They are the grey-suited men and women who, since at least Watergate and the growth of high-speed mass media, have practiced the precision art called “crisis management.”
I was in the news business long enough to know more than a few of them, and know that what they taught to titans in trouble was the truth. It worked. And the people who did not heed their advice generally did so because the truth to was too hot to handle.
Crisis management in our age boils down to two simple Golden Rules:
- Get all the bad stuff out there.
- And get it out there as fast as you can.
It sounds counter-intuitive, against the basic human survival instinct. When something goes wrong, we circle the wagons, protect the clan, and wait for the danger to blow over. But crisis managers know that nothing blows over anymore. They understand that in modern times the truth will always come out – the best you can hope for is to control it and label it.
In any scandal, the worst scenario for the people in trouble is that the bad news leaks out in an unending drip-drip-drip.
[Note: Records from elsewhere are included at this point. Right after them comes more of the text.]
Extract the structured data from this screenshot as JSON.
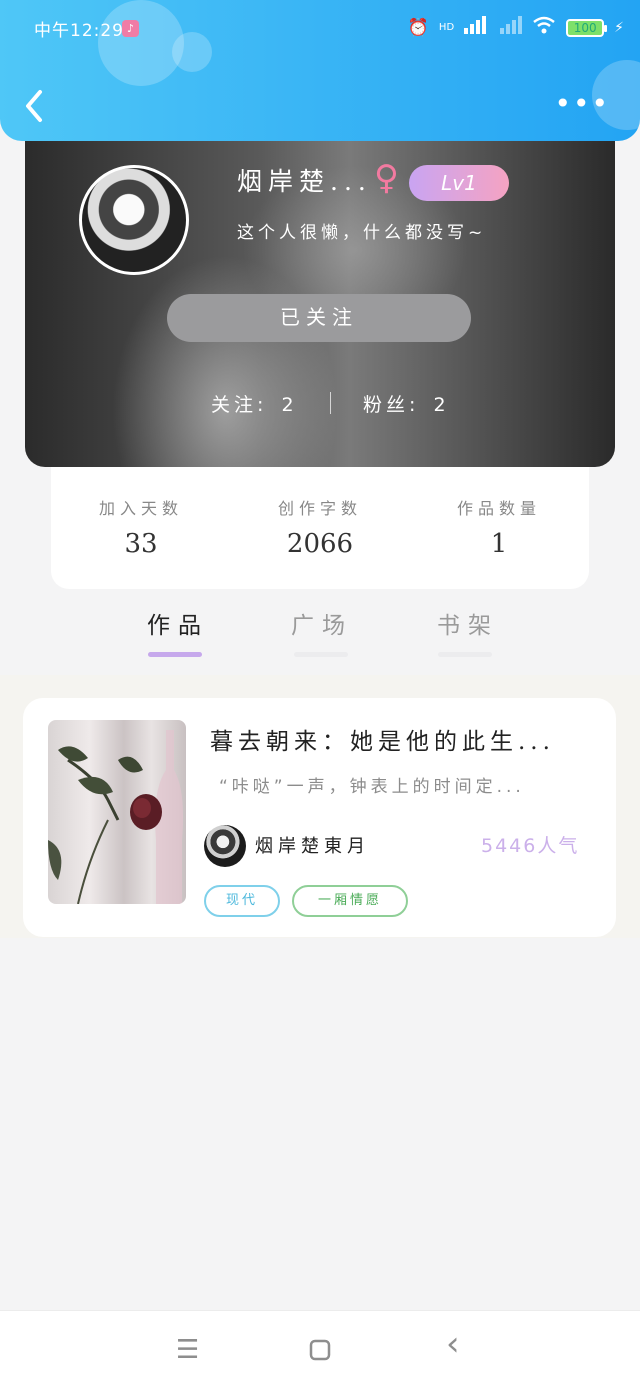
{
  "status_bar": {
    "time": "中午12:29",
    "battery": "100",
    "network": "HD"
  },
  "header": {
    "back_icon": "chevron-left-icon",
    "more_icon": "more-dots-icon"
  },
  "profile": {
    "username": "烟岸楚...",
    "gender_symbol": "♀",
    "level": "Lv1",
    "bio": "这个人很懒，什么都没写~",
    "follow_button": "已关注",
    "following_label": "关注:",
    "following_count": "2",
    "fans_label": "粉丝:",
    "fans_count": "2"
  },
  "stats": [
    {
      "label": "加入天数",
      "value": "33"
    },
    {
      "label": "创作字数",
      "value": "2066"
    },
    {
      "label": "作品数量",
      "value": "1"
    }
  ],
  "tabs": [
    {
      "label": "作品",
      "active": true
    },
    {
      "label": "广场",
      "active": false
    },
    {
      "label": "书架",
      "active": false
    }
  ],
  "works": [
    {
      "title": "暮去朝来：她是他的此生...",
      "excerpt": "“咔哒”一声，钟表上的时间定...",
      "author": "烟岸楚東月",
      "popularity": "5446人气",
      "tags": [
        "现代",
        "一厢情愿"
      ]
    }
  ],
  "nav": {
    "menu_icon": "☰",
    "home_icon": "▢",
    "back_icon": "‹"
  },
  "colors": {
    "header_blue": "#2aa8f4",
    "level_gradient_start": "#c9a4f2",
    "level_gradient_end": "#f5a3c2",
    "tab_indicator": "#c6a8ec",
    "popularity": "#cbb0ea"
  }
}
The story never goes away. You are never in control of what gets out and how it is presented. Watergate is the prime example: the resources of the presidency were thrown at containing the damage, and it only grew worse.
In the decades since, a national (and now international) template has emerged: a scandal brews, but the celebrity/politician/corporation “gets out in front of it,” owns up to the misdeed before anyone else has a chance to expose it. They take their lumps in the public media square, suffer the shame of the glaring lights, and institute changes (personal or political) to insure the transgression does not happen again.
Imagine if the church had done this more than a decade ago, when the child sex abuse scandal first broke. What if the Vatican itself had launched a forceful investigation across the globe to uncover everything, oust the guilty, and repair the damage in full view of a watching world? It would have “owned” the problem -- and the solution.
But it did not, and in the past few weeks -- as the scandal has once again blossomed and spread -- the reason has perhaps come into true focus.
Watergate provides the analogy here as well. During that scandal, Republican supporters of Richard Nixon begged the president to come clean, get it all out there -- confident the entire mess was based on a mere “third-rate burglary” blown up into a crisis by political enemies.
But Nixon, it turned out, knew better. He knew that most of the highest officials of his administration were implicated in the embroglio -- so full disclosure was not an option. The golden rules of crisis management could not apply because the crisis was both too deep and too high.
That is what these last couple of weeks have looked like. As with Watergate, the powerful turn on the press (that pesky New York Times yet again!), give partial answers and modest mea culpas. But with each drip-drip-drip, another high-ranking bishop or cardinal is implicated -- and the scandal travels higher.